>>>>

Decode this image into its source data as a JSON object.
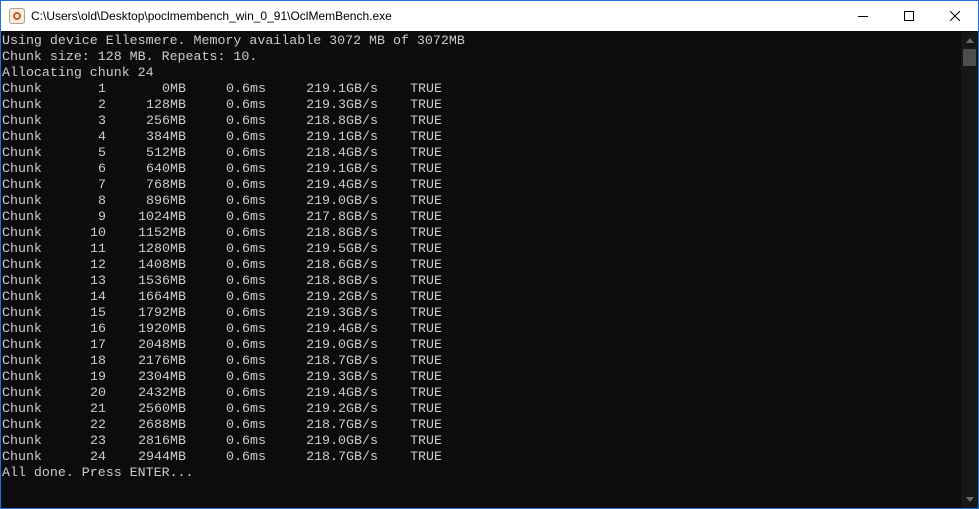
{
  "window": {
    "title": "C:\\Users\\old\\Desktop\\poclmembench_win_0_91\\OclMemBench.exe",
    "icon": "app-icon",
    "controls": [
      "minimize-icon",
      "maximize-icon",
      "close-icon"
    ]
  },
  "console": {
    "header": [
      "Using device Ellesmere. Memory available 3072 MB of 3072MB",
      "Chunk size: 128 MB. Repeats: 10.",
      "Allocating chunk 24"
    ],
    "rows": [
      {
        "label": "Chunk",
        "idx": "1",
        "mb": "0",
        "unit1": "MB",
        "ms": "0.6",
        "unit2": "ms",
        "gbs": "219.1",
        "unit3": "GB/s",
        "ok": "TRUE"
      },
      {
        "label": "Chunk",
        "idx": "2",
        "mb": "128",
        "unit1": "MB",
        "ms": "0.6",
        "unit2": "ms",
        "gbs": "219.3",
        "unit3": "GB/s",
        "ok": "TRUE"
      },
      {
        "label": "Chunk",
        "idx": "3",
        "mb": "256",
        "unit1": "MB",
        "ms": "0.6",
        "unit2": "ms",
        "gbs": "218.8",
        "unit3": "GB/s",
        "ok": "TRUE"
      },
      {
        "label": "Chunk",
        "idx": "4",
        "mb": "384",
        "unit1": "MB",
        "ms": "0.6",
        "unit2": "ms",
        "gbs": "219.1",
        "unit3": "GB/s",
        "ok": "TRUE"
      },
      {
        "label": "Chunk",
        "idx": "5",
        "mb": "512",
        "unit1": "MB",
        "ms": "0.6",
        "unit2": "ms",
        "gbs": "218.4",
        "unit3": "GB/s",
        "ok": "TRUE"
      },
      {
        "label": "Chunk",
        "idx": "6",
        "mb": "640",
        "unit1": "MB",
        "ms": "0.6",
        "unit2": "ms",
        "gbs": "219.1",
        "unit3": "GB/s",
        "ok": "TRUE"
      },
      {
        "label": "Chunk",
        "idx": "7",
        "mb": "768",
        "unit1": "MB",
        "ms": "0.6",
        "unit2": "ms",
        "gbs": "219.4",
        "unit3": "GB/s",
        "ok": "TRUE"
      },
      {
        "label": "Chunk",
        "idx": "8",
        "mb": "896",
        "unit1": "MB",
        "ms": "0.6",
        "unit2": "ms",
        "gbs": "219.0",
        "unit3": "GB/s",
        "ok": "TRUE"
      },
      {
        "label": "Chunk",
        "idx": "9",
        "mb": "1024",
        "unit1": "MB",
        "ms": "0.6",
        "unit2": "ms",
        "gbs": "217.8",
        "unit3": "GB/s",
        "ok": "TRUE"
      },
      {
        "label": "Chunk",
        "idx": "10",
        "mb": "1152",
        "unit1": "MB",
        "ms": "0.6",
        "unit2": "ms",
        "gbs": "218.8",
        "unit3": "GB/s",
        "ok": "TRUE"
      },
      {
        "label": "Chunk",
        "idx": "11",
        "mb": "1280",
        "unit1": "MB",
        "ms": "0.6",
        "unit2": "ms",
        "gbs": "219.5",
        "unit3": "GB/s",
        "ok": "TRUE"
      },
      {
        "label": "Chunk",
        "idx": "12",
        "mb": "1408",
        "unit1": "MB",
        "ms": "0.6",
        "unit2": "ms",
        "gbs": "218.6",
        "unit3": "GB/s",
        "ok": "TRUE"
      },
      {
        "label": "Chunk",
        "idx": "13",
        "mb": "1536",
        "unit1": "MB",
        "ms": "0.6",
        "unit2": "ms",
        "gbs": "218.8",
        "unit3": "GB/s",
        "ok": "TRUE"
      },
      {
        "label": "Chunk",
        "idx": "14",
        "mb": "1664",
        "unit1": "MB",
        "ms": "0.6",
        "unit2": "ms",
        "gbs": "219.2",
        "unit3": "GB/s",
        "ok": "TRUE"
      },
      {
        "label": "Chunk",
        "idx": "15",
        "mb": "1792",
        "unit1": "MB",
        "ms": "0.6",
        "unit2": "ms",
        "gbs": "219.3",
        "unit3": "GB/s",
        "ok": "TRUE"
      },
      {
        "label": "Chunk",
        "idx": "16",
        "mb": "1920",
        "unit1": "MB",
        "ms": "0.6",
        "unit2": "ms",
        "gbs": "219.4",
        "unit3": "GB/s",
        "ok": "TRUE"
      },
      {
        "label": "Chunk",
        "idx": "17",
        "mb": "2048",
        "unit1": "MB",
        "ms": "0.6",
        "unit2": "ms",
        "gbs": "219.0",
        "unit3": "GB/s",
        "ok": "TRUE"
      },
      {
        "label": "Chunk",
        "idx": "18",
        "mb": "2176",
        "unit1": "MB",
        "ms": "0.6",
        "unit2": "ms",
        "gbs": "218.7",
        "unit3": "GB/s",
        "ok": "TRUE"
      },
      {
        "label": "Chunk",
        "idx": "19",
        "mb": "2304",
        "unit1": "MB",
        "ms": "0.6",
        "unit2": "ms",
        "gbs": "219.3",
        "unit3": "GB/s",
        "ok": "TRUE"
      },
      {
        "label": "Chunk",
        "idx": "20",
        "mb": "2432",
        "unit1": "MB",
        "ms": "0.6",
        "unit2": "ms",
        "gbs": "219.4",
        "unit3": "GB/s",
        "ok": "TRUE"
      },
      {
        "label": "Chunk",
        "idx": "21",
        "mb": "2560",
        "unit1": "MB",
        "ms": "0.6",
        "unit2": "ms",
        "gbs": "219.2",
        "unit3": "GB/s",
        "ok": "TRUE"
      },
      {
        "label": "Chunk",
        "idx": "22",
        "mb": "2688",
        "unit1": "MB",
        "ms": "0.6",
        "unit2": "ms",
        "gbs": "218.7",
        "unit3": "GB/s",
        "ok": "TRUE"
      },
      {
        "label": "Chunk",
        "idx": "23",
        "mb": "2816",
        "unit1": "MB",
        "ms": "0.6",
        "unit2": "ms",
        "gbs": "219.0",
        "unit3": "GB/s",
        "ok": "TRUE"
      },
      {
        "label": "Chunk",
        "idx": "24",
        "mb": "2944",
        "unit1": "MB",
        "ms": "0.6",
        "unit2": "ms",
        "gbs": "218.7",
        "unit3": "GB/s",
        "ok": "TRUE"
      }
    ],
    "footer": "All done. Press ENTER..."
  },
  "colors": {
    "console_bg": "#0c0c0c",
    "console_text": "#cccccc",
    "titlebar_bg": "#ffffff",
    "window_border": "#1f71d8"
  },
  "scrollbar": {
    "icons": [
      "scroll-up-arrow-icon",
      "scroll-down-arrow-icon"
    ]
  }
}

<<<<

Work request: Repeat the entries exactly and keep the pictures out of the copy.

Your response:
Decode this image into its source data as a JSON object.
{
  "window": {
    "title": "C:\\Users\\old\\Desktop\\poclmembench_win_0_91\\OclMemBench.exe",
    "icon": "app-icon",
    "controls": [
      "minimize-icon",
      "maximize-icon",
      "close-icon"
    ]
  },
  "console": {
    "header": [
      "Using device Ellesmere. Memory available 3072 MB of 3072MB",
      "Chunk size: 128 MB. Repeats: 10.",
      "Allocating chunk 24"
    ],
    "rows": [
      {
        "label": "Chunk",
        "idx": "1",
        "mb": "0",
        "unit1": "MB",
        "ms": "0.6",
        "unit2": "ms",
        "gbs": "219.1",
        "unit3": "GB/s",
        "ok": "TRUE"
      },
      {
        "label": "Chunk",
        "idx": "2",
        "mb": "128",
        "unit1": "MB",
        "ms": "0.6",
        "unit2": "ms",
        "gbs": "219.3",
        "unit3": "GB/s",
        "ok": "TRUE"
      },
      {
        "label": "Chunk",
        "idx": "3",
        "mb": "256",
        "unit1": "MB",
        "ms": "0.6",
        "unit2": "ms",
        "gbs": "218.8",
        "unit3": "GB/s",
        "ok": "TRUE"
      },
      {
        "label": "Chunk",
        "idx": "4",
        "mb": "384",
        "unit1": "MB",
        "ms": "0.6",
        "unit2": "ms",
        "gbs": "219.1",
        "unit3": "GB/s",
        "ok": "TRUE"
      },
      {
        "label": "Chunk",
        "idx": "5",
        "mb": "512",
        "unit1": "MB",
        "ms": "0.6",
        "unit2": "ms",
        "gbs": "218.4",
        "unit3": "GB/s",
        "ok": "TRUE"
      },
      {
        "label": "Chunk",
        "idx": "6",
        "mb": "640",
        "unit1": "MB",
        "ms": "0.6",
        "unit2": "ms",
        "gbs": "219.1",
        "unit3": "GB/s",
        "ok": "TRUE"
      },
      {
        "label": "Chunk",
        "idx": "7",
        "mb": "768",
        "unit1": "MB",
        "ms": "0.6",
        "unit2": "ms",
        "gbs": "219.4",
        "unit3": "GB/s",
        "ok": "TRUE"
      },
      {
        "label": "Chunk",
        "idx": "8",
        "mb": "896",
        "unit1": "MB",
        "ms": "0.6",
        "unit2": "ms",
        "gbs": "219.0",
        "unit3": "GB/s",
        "ok": "TRUE"
      },
      {
        "label": "Chunk",
        "idx": "9",
        "mb": "1024",
        "unit1": "MB",
        "ms": "0.6",
        "unit2": "ms",
        "gbs": "217.8",
        "unit3": "GB/s",
        "ok": "TRUE"
      },
      {
        "label": "Chunk",
        "idx": "10",
        "mb": "1152",
        "unit1": "MB",
        "ms": "0.6",
        "unit2": "ms",
        "gbs": "218.8",
        "unit3": "GB/s",
        "ok": "TRUE"
      },
      {
        "label": "Chunk",
        "idx": "11",
        "mb": "1280",
        "unit1": "MB",
        "ms": "0.6",
        "unit2": "ms",
        "gbs": "219.5",
        "unit3": "GB/s",
        "ok": "TRUE"
      },
      {
        "label": "Chunk",
        "idx": "12",
        "mb": "1408",
        "unit1": "MB",
        "ms": "0.6",
        "unit2": "ms",
        "gbs": "218.6",
        "unit3": "GB/s",
        "ok": "TRUE"
      },
      {
        "label": "Chunk",
        "idx": "13",
        "mb": "1536",
        "unit1": "MB",
        "ms": "0.6",
        "unit2": "ms",
        "gbs": "218.8",
        "unit3": "GB/s",
        "ok": "TRUE"
      },
      {
        "label": "Chunk",
        "idx": "14",
        "mb": "1664",
        "unit1": "MB",
        "ms": "0.6",
        "unit2": "ms",
        "gbs": "219.2",
        "unit3": "GB/s",
        "ok": "TRUE"
      },
      {
        "label": "Chunk",
        "idx": "15",
        "mb": "1792",
        "unit1": "MB",
        "ms": "0.6",
        "unit2": "ms",
        "gbs": "219.3",
        "unit3": "GB/s",
        "ok": "TRUE"
      },
      {
        "label": "Chunk",
        "idx": "16",
        "mb": "1920",
        "unit1": "MB",
        "ms": "0.6",
        "unit2": "ms",
        "gbs": "219.4",
        "unit3": "GB/s",
        "ok": "TRUE"
      },
      {
        "label": "Chunk",
        "idx": "17",
        "mb": "2048",
        "unit1": "MB",
        "ms": "0.6",
        "unit2": "ms",
        "gbs": "219.0",
        "unit3": "GB/s",
        "ok": "TRUE"
      },
      {
        "label": "Chunk",
        "idx": "18",
        "mb": "2176",
        "unit1": "MB",
        "ms": "0.6",
        "unit2": "ms",
        "gbs": "218.7",
        "unit3": "GB/s",
        "ok": "TRUE"
      },
      {
        "label": "Chunk",
        "idx": "19",
        "mb": "2304",
        "unit1": "MB",
        "ms": "0.6",
        "unit2": "ms",
        "gbs": "219.3",
        "unit3": "GB/s",
        "ok": "TRUE"
      },
      {
        "label": "Chunk",
        "idx": "20",
        "mb": "2432",
        "unit1": "MB",
        "ms": "0.6",
        "unit2": "ms",
        "gbs": "219.4",
        "unit3": "GB/s",
        "ok": "TRUE"
      },
      {
        "label": "Chunk",
        "idx": "21",
        "mb": "2560",
        "unit1": "MB",
        "ms": "0.6",
        "unit2": "ms",
        "gbs": "219.2",
        "unit3": "GB/s",
        "ok": "TRUE"
      },
      {
        "label": "Chunk",
        "idx": "22",
        "mb": "2688",
        "unit1": "MB",
        "ms": "0.6",
        "unit2": "ms",
        "gbs": "218.7",
        "unit3": "GB/s",
        "ok": "TRUE"
      },
      {
        "label": "Chunk",
        "idx": "23",
        "mb": "2816",
        "unit1": "MB",
        "ms": "0.6",
        "unit2": "ms",
        "gbs": "219.0",
        "unit3": "GB/s",
        "ok": "TRUE"
      },
      {
        "label": "Chunk",
        "idx": "24",
        "mb": "2944",
        "unit1": "MB",
        "ms": "0.6",
        "unit2": "ms",
        "gbs": "218.7",
        "unit3": "GB/s",
        "ok": "TRUE"
      }
    ],
    "footer": "All done. Press ENTER..."
  },
  "colors": {
    "console_bg": "#0c0c0c",
    "console_text": "#cccccc",
    "titlebar_bg": "#ffffff",
    "window_border": "#1f71d8"
  },
  "scrollbar": {
    "icons": [
      "scroll-up-arrow-icon",
      "scroll-down-arrow-icon"
    ]
  }
}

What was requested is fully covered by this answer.